    OK, fine. But when one team has the NHL’s leading scorer, and the other a five-time Selke Trophy finalist, that’s a matchup that people are going to talk about.

    Especially when the Ducks have last change, like they will tonight in Game 1 at Honda Center. Expect to see plenty of Kesler whenever Connor McDavid hits the ice.

    “Kes takes it personally when he plays against the top players,” said Ducks teammate Kevin Bieksa, per the O.C. Register. “He’s just very competitive. He has the will. I keep hearing he gets inside people’s heads but I just think you do that by outplaying them.”

    Kesler and Bieksa were also teammates in Vancouver, where Kesler became the Canucks’ first-ever Selke winner in 2011.

    McDavid, meanwhile, will receive his first Art Ross Trophy in June. He’ll probably get his first Hart, too. Yet he knows it won’t be easy against Kesler, whose combination of speed and tenacity makes him such a great checker.

    “He’s been up for the Selke for how many years in a row,” said McDavid. “That obviously speaks for itself. He obviously understands his defensive role.”

    In case you’re wondering, McDavid played five games against the Ducks this season. He had two goals and five assists, and the Oilers went 3-2-0.

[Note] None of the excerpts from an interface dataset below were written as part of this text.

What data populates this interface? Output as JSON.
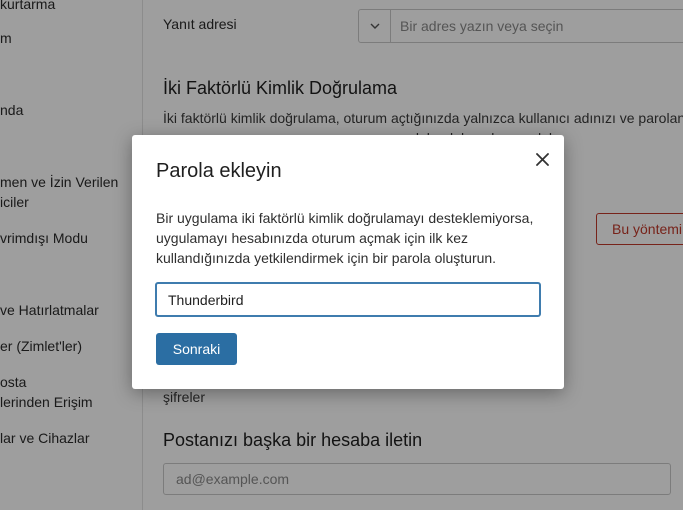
{
  "sidebar": {
    "items": [
      "kurtarma",
      "m",
      "nda",
      "men ve İzin Verilen",
      "iciler",
      "vrimdışı Modu",
      "ve Hatırlatmalar",
      "er (Zimlet'ler)",
      "osta",
      "lerinden Erişim",
      "lar ve Cihazlar"
    ]
  },
  "main": {
    "reply_label": "Yanıt adresi",
    "reply_select": {
      "placeholder": "Bir adres yazın veya seçin"
    },
    "twofa_heading": "İki Faktörlü Kimlik Doğrulama",
    "twofa_line1": "İki faktörlü kimlik doğrulama, oturum açtığınızda yalnızca kullanıcı adınızı ve parolanızı",
    "twofa_line2": "                                                                 kılarak hesabınıza dah",
    "method_button": "Bu yöntemi",
    "app_passwords_label": "şifreler",
    "forward_heading": "Postanızı başka bir hesaba iletin",
    "forward_input": {
      "placeholder": "ad@example.com"
    }
  },
  "modal": {
    "title": "Parola ekleyin",
    "description_lines": [
      "Bir uygulama iki faktörlü kimlik doğrulamayı desteklemiyorsa,",
      "uygulamayı hesabınızda oturum açmak için ilk kez",
      "kullandığınızda yetkilendirmek için bir parola oluşturun."
    ],
    "input_value": "Thunderbird",
    "next_button": "Sonraki"
  },
  "colors": {
    "accent": "#2b6ea3",
    "focus_border": "#3f7cae",
    "danger": "#c0392b"
  },
  "icons": {
    "close": "close-icon",
    "dropdown": "chevron-down-icon"
  }
}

    Kesler played all five of those games, too. He had two goals and no assists, and the Ducks went 2-1-2.